++++ EXERCISE MATERIAL ++++

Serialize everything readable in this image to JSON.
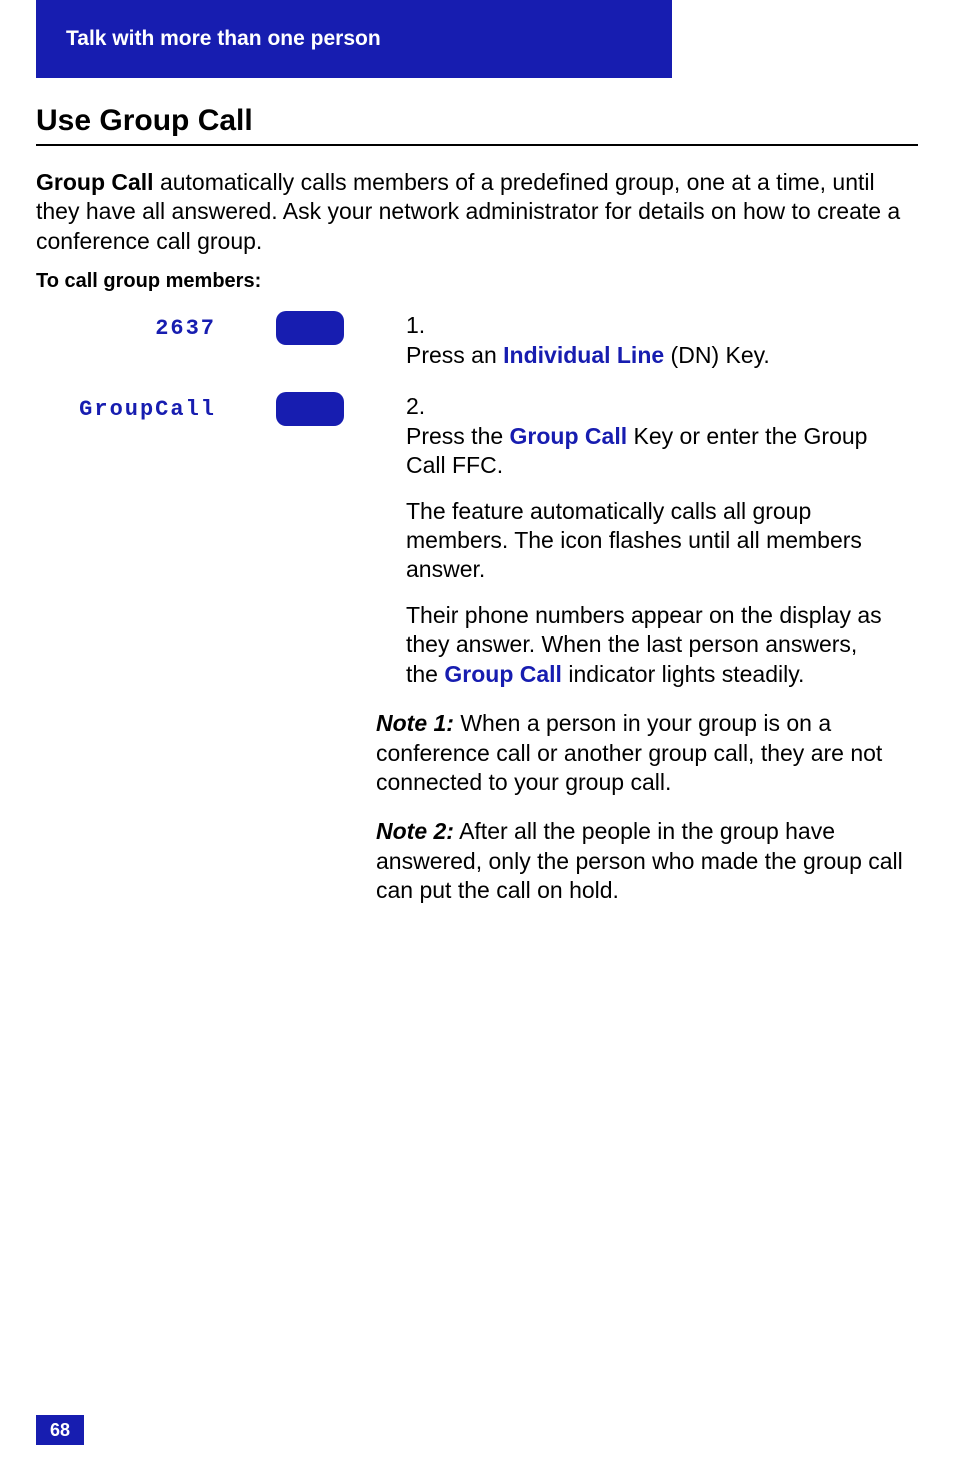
{
  "header": {
    "title": "Talk with more than one person"
  },
  "section": {
    "heading": "Use Group Call",
    "intro_bold": "Group Call",
    "intro_rest": " automatically calls members of a predefined group, one at a time, until they have all answered. Ask your network administrator for details on how to create a conference call group.",
    "subhead": "To call group members:"
  },
  "steps": [
    {
      "key_label": "2637",
      "num": "1.",
      "pre": "Press an ",
      "hl": "Individual Line",
      "post": " (DN) Key."
    },
    {
      "key_label": "GroupCall",
      "num": "2.",
      "pre": "Press the ",
      "hl": "Group Call",
      "post": " Key or enter the Group Call FFC.",
      "para2": "The feature automatically calls all group members. The icon flashes until all members answer.",
      "para3_pre": "Their phone numbers appear on the display as they answer. When the last person answers, the ",
      "para3_hl": "Group Call",
      "para3_post": " indicator lights steadily."
    }
  ],
  "notes": [
    {
      "label": "Note 1:",
      "text": "  When a person in your group is on a conference call or another group call, they are not connected to your group call."
    },
    {
      "label": "Note 2:",
      "text": "   After all the people in the group have answered, only the person who made the group call can put the call on hold."
    }
  ],
  "page": "68"
}
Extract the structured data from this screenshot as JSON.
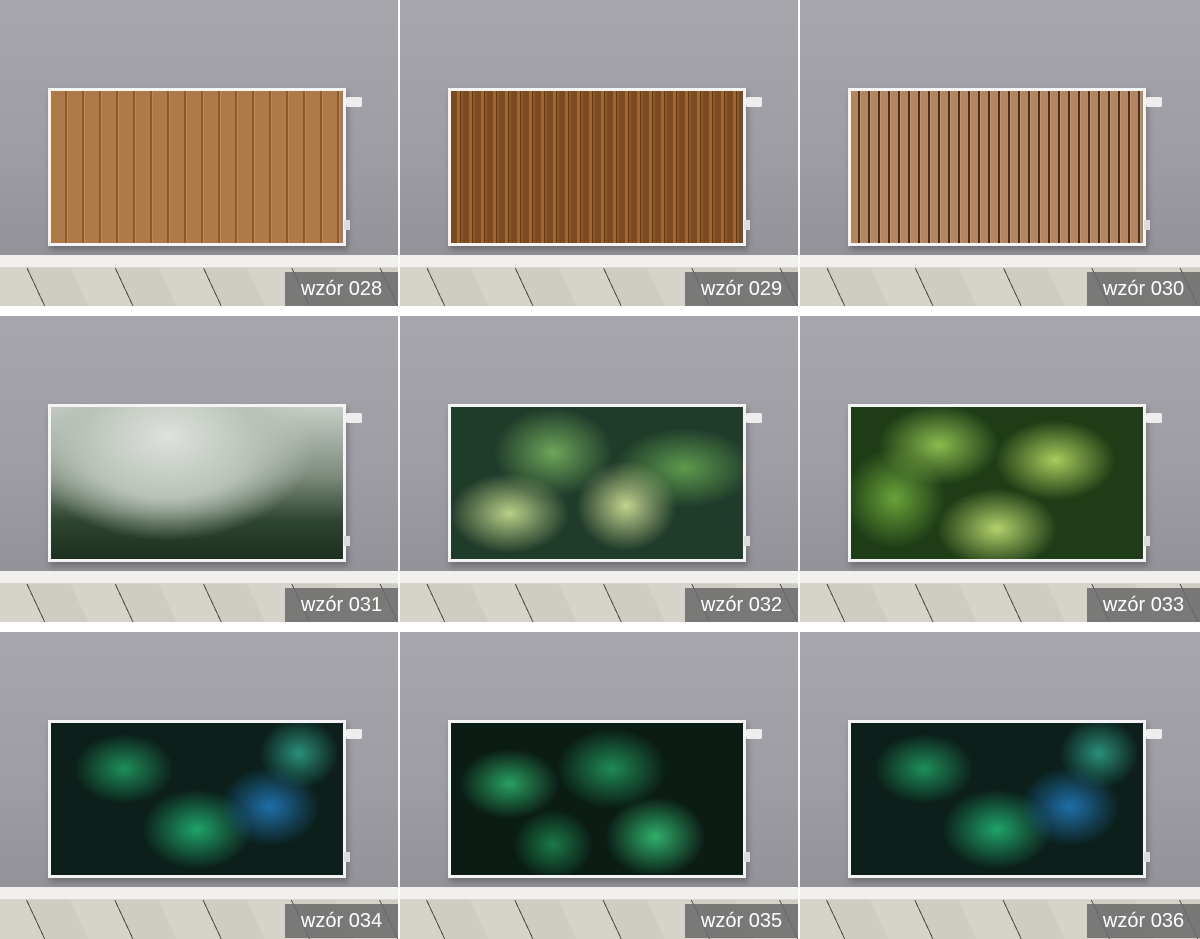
{
  "products": [
    {
      "label": "wzór 028",
      "pattern": "light oak planks"
    },
    {
      "label": "wzór 029",
      "pattern": "dark wood slats"
    },
    {
      "label": "wzór 030",
      "pattern": "thin wood slats"
    },
    {
      "label": "wzór 031",
      "pattern": "foggy forest"
    },
    {
      "label": "wzór 032",
      "pattern": "pale green leaves"
    },
    {
      "label": "wzór 033",
      "pattern": "bright green leaves"
    },
    {
      "label": "wzór 034",
      "pattern": "tropical leaves blue-green"
    },
    {
      "label": "wzór 035",
      "pattern": "tropical leaves green"
    },
    {
      "label": "wzór 036",
      "pattern": "tropical leaves teal"
    }
  ]
}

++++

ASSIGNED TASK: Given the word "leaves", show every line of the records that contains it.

EXERCISE RESULT:
      "pattern": "pale green leaves"
      "pattern": "bright green leaves"
      "pattern": "tropical leaves blue-green"
      "pattern": "tropical leaves green"
      "pattern": "tropical leaves teal"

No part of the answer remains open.